Today, we eat a rich and decadent buffet of brainjunk — of useless tweets, of photos of people we don’t know, of articles that were written in ten minutes to stoke the content boiler. The dopamine cycle ensures that we keep on craving more content, the exact same dopamine cycle that makes a Happy Meal a happy meal. : Brainjunk and the Killing of the Internet Mind

This article makes the argument that we should pay for the content that serves our interests. (And by implication, tells the truth?) Free content isn’t worth what we’re not paying for it. It serves the interests of advertisers, not consumers. And because people won’t pay for quality, purveyors of quality content are crashing and burning, or deciding instead to generate the crap that people demand for free and advertisers will buy in bulk.

I agree, which is why I’ve been struggling to break the dopamine cycle and finding content that I’m willing to pay for. I’ve cut the TV cable in favor of services like Netflix and YouTube Red, where I can find what I want without commercials. And I subscribe to magazines*, even those that have a lot of free content online. It is essential to support what matters because The Big Cheese is trying to kill it.

I recommend The Nation, which I first found in College, back in the 1980s. It was already a formidable 120 years old back then. It’s published weekly and the Kindle subscription is $1.99/month.

I skim other political news once a week, because watching the nightly effluvium of MSNBC is like deliberately choosing the slow drip of Chinese water torture. You might approve of washing your face, but nobody thinks that’s a good method. Sure, it’s infinitely better than Faux Spews, which is water-boarding its braindead viewers with tanks of raw sewage. Still, no thanks for the nightly news from any direction. After all, we have lives and trumpism is somebody else’s problem, as I’ve said before.
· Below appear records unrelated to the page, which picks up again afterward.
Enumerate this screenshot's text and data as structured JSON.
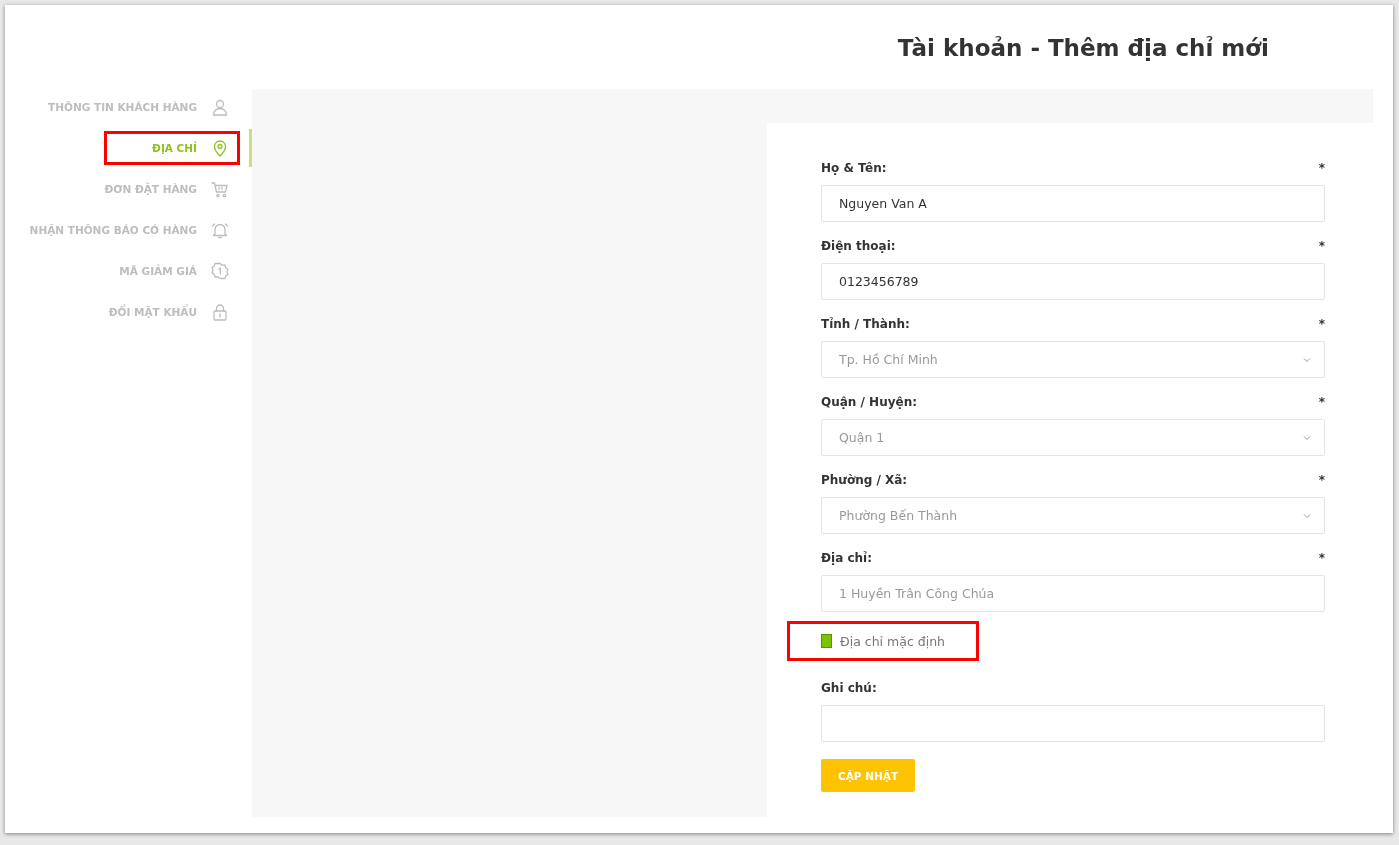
{
  "page_title": "Tài khoản - Thêm địa chỉ mới",
  "sidebar": {
    "items": [
      {
        "label": "THÔNG TIN KHÁCH HÀNG",
        "selected": false,
        "highlighted": false
      },
      {
        "label": "ĐỊA CHỈ",
        "selected": true,
        "highlighted": true
      },
      {
        "label": "ĐƠN ĐẶT HÀNG",
        "selected": false,
        "highlighted": false
      },
      {
        "label": "NHẬN THÔNG BÁO CÓ HÀNG",
        "selected": false,
        "highlighted": false
      },
      {
        "label": "MÃ GIẢM GIÁ",
        "selected": false,
        "highlighted": false
      },
      {
        "label": "ĐỔI MẬT KHẨU",
        "selected": false,
        "highlighted": false
      }
    ]
  },
  "form": {
    "fields": [
      {
        "kind": "text",
        "label": "Họ & Tên:",
        "required": "*",
        "value": "Nguyen Van A"
      },
      {
        "kind": "text",
        "label": "Điện thoại:",
        "required": "*",
        "value": "0123456789"
      },
      {
        "kind": "select",
        "label": "Tỉnh / Thành:",
        "required": "*",
        "value": "Tp. Hồ Chí Minh"
      },
      {
        "kind": "select",
        "label": "Quận / Huyện:",
        "required": "*",
        "value": "Quận 1"
      },
      {
        "kind": "select",
        "label": "Phường / Xã:",
        "required": "*",
        "value": "Phường Bến Thành"
      },
      {
        "kind": "text",
        "label": "Địa chỉ:",
        "required": "*",
        "placeholder": "1 Huyền Trân Công Chúa"
      },
      {
        "kind": "checkbox",
        "label": "Địa chỉ mặc định",
        "checked": true,
        "highlighted": true
      },
      {
        "kind": "text",
        "label": "Ghi chú:"
      }
    ],
    "submit": "CẬP NHẬT"
  }
}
Long story shorter, my friends, if you don’t prioritize your brain, somebody else will. Guard it vigorously.

*I also subscribe to print versions of
Poets & Writers, Poetry, and TIME.